Work task:
Exact copies of all the lines below are wanted, without a single picture.

BEGIN Input for this task

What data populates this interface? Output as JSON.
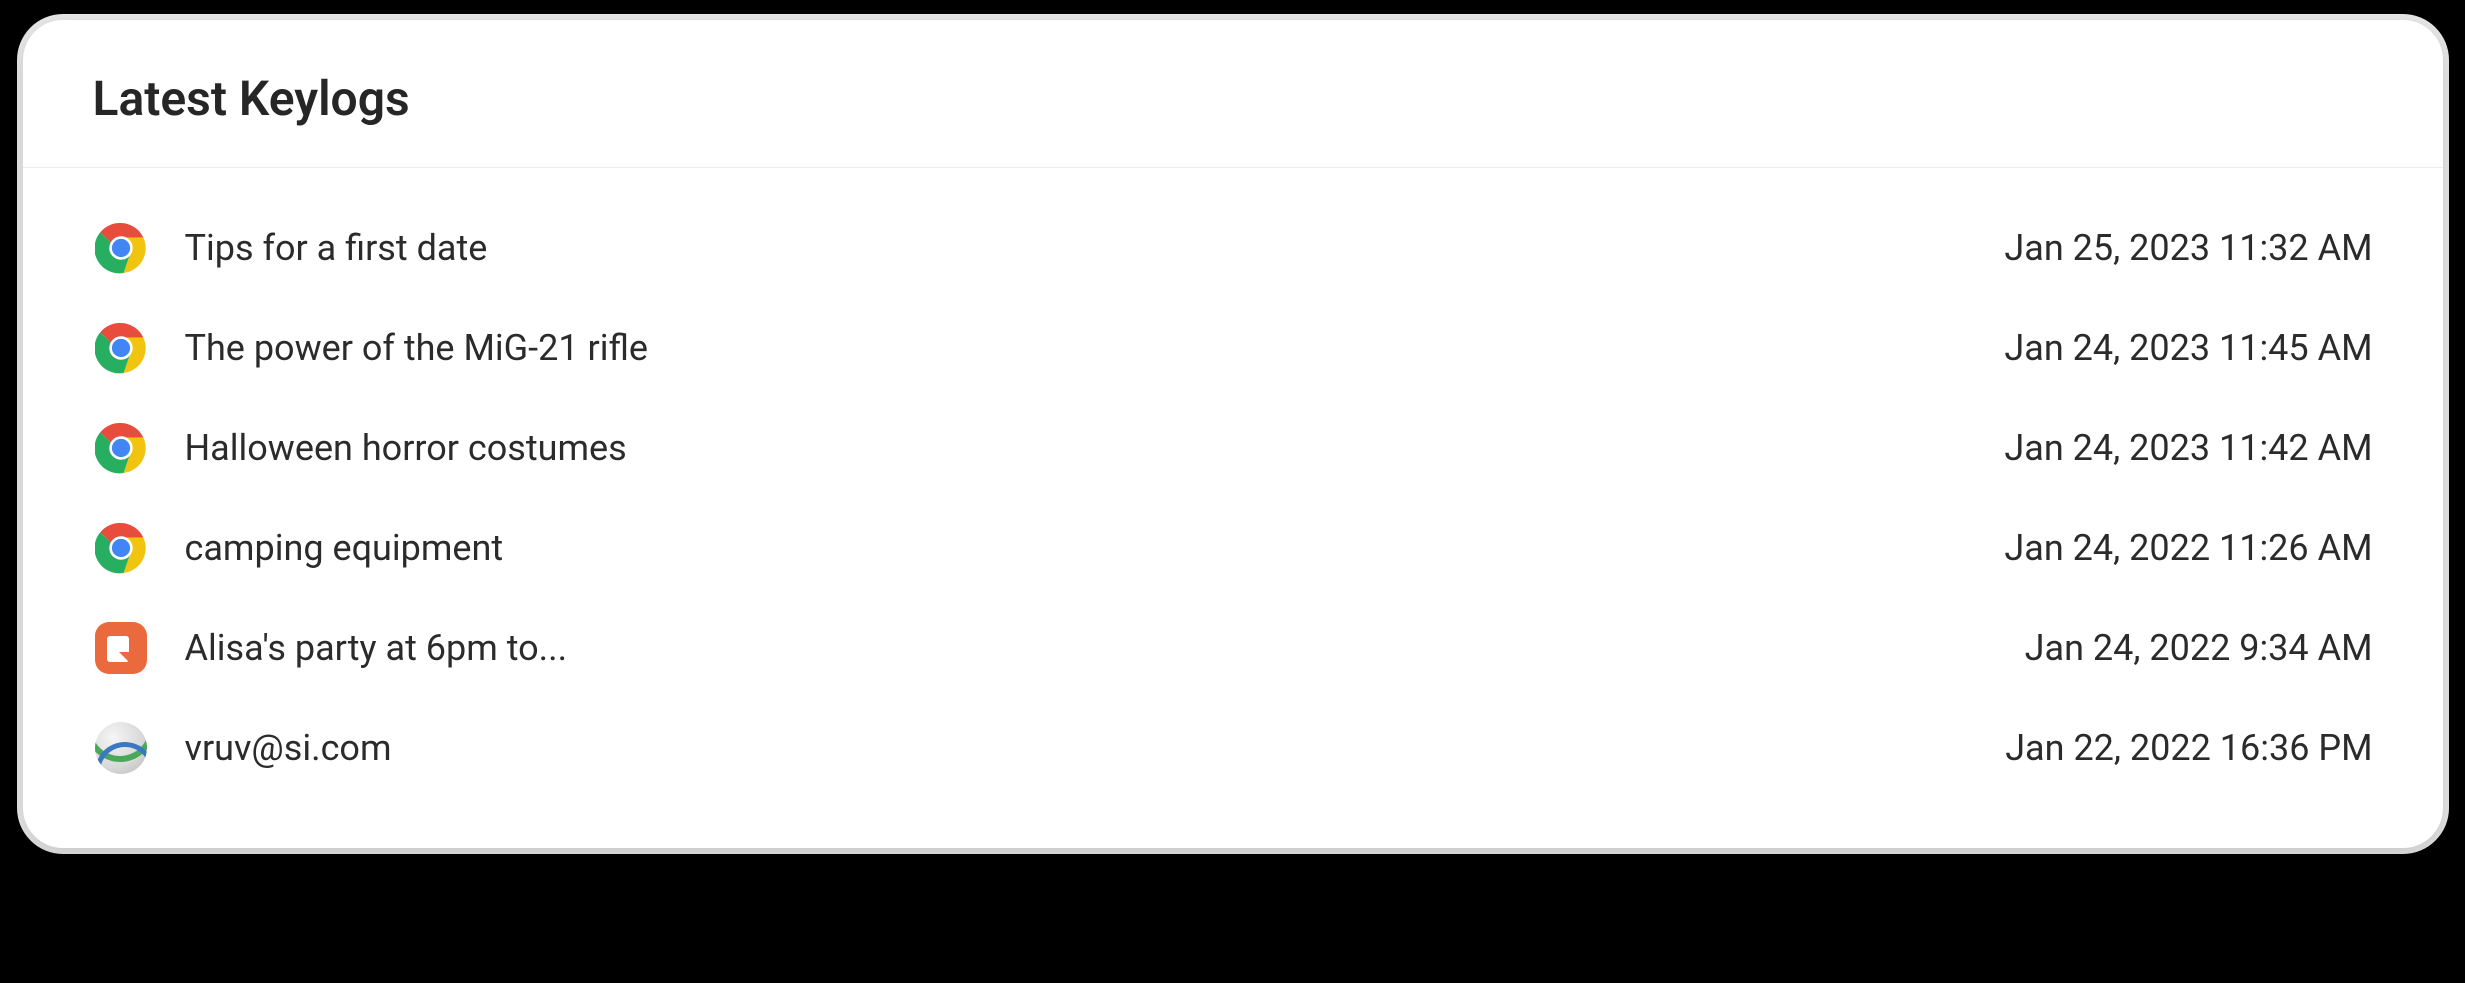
{
  "header": {
    "title": "Latest Keylogs"
  },
  "rows": [
    {
      "icon": "chrome",
      "text": "Tips for a first date",
      "time": "Jan 25, 2023 11:32 AM"
    },
    {
      "icon": "chrome",
      "text": "The power of the MiG-21 rifle",
      "time": "Jan 24, 2023 11:45 AM"
    },
    {
      "icon": "chrome",
      "text": "Halloween horror costumes",
      "time": "Jan 24, 2023 11:42 AM"
    },
    {
      "icon": "chrome",
      "text": "camping equipment",
      "time": "Jan 24, 2022 11:26 AM"
    },
    {
      "icon": "notes",
      "text": "Alisa's party at 6pm to...",
      "time": "Jan 24, 2022 9:34 AM"
    },
    {
      "icon": "globe",
      "text": "vruv@si.com",
      "time": "Jan 22, 2022 16:36 PM"
    }
  ]
}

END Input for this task

Task answer:
What data populates this interface? Output as JSON.
{
  "header": {
    "title": "Latest Keylogs"
  },
  "rows": [
    {
      "icon": "chrome",
      "text": "Tips for a first date",
      "time": "Jan 25, 2023 11:32 AM"
    },
    {
      "icon": "chrome",
      "text": "The power of the MiG-21 rifle",
      "time": "Jan 24, 2023 11:45 AM"
    },
    {
      "icon": "chrome",
      "text": "Halloween horror costumes",
      "time": "Jan 24, 2023 11:42 AM"
    },
    {
      "icon": "chrome",
      "text": "camping equipment",
      "time": "Jan 24, 2022 11:26 AM"
    },
    {
      "icon": "notes",
      "text": "Alisa's party at 6pm to...",
      "time": "Jan 24, 2022 9:34 AM"
    },
    {
      "icon": "globe",
      "text": "vruv@si.com",
      "time": "Jan 22, 2022 16:36 PM"
    }
  ]
}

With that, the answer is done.